I love to poke around because you never know what you’ll find and where you’ll find it. I’ve picked up gorgeous silver pieces at the Goodwill or Value Village, or at yard sales. But two people could go into the same store at the exact time, and one person would find the treasure and the other would not even see it. It’s more about educating your eye to find great cheap things than going to any specific location.

Also, I love going to yard sales, thrift shops at churches and hospitals and old junk shops. I’ve even been known to stop an old pick-up truck piled with junk to get a piece that I spot! In England, I loved going to “car boot” sales, where people lined up in fields selling junk from the trunk or boot of their cars!

Where to you shop for inexpensive antiques? Expensive antiques?

Local auction houses like Opfer, Coopers or Woodwards are great places to pick up some inexpensive pieces. Brown wood furniture isn’t selling well these days, so you can pick up a nice dresser for about ten dollars. And because it’s so inexpensive, you won’t have any qualms about painting it! At auctions, you can get up close and personal with a piece before you bid on it. You can heft it, examine it, pull open the drawers, turn it upside-down and even sit on it!

I love Gore-Dean for expensive antiques. They have a great selection of stunning pieces, and their new location in Cross Keys is beautiful. Even if you can’t afford expensive antiques, visit places where they’re sold, so you learn what’s good, what’s better and what’s best.

What is your favorite shelter store in Baltimore?

Hands down, it’s Halcyon House in the Greenspring Valley. I could just move right in there. There’s nothing in the shop that I wouldn’t love in my house. The owners, Stiles Colwill and Jonathan Gargiulo, have an unerring vision for what they want in the shop. From John Robshaw prints and pillows to extraordinary Maryland silver, everything’s amazing. I always take out of town design/decorator friends there!

I also adore David Wiesand’s little shop and atelier, McLain-Wiesand, in Mount Vernon. He collects and sells beautiful things, as well as making custom furniture and lighting. He’s such a huge talent.

Who are your favorite national decorators?

Some of the well known ones like Bunny Williams and Alexa Hampton are favorites. Their rooms feel like they’re personal and warm. I like Rita Konig, who is Nina Campbell’s daughter, and who writes for The Wall Street Journal’s “Off Duty” section. She has a fun design sensibility, mixing pieces from her London and New York sources and making it look effortless. Grant Gibson in San Francisco does beautiful work and is getting a lot of national recognition from the shelter magazines.

Who are your favorite local decorators?

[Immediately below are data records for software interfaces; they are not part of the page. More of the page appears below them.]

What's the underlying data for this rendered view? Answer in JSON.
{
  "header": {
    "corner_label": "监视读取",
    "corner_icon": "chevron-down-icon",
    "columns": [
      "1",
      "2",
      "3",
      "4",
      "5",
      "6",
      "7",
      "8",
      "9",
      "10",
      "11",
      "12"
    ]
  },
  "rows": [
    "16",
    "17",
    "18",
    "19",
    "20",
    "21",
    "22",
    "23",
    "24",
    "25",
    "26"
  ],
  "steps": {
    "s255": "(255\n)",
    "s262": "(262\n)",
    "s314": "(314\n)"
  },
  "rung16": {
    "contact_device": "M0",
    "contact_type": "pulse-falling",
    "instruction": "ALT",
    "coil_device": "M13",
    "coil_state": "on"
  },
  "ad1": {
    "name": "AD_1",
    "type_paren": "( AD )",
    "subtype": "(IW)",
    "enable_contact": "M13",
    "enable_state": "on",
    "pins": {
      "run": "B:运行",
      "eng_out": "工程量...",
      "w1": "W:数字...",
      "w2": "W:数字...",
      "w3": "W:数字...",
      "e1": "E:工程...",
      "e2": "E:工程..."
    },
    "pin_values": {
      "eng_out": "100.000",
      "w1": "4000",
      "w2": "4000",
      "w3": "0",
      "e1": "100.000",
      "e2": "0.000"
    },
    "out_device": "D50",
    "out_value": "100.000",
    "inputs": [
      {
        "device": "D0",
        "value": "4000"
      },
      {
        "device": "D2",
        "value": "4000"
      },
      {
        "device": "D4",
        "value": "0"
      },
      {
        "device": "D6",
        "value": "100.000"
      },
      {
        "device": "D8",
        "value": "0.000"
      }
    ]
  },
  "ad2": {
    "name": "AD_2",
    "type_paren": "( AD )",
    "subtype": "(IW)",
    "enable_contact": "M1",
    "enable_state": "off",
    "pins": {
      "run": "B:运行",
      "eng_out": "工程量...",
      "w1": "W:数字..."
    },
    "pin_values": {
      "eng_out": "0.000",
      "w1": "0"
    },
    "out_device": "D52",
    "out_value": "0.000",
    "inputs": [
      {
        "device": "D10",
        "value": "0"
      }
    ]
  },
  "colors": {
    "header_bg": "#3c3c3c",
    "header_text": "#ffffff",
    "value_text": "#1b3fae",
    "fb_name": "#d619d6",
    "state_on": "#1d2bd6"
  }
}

That’s a funny question to me… I really am not involved in the local design community. I know some decorators personally, but haven’t seen enough of their work to comment. Of course, Stiles Colwill and Patrick Sutton are two of the very best, and they both do exceptional projects. More along the lines of mere mortals like me are Stephanie who owns The House Downtown in Belvedere Square, and Christopher Howarth who just has private clients.

Which design blogs do you read?

From the very beginning, I’ve read Style Court and the Peak of Chic. They got me started on blogging and were a big inspiration. I love Mrs. Blandings who is an amazing writer. I love Little Green Notebook because she not only decorates, she makes things. There are a few guy blogs that I love to read, like Maxminimus out of Alexandria. He’s hilarious. House of Beauty & Culture out of London has a totally different viewpoint on design and décor and always has something that I’ve never seen.

I love finding new blogs because it makes me realize that there are so many talented people out there.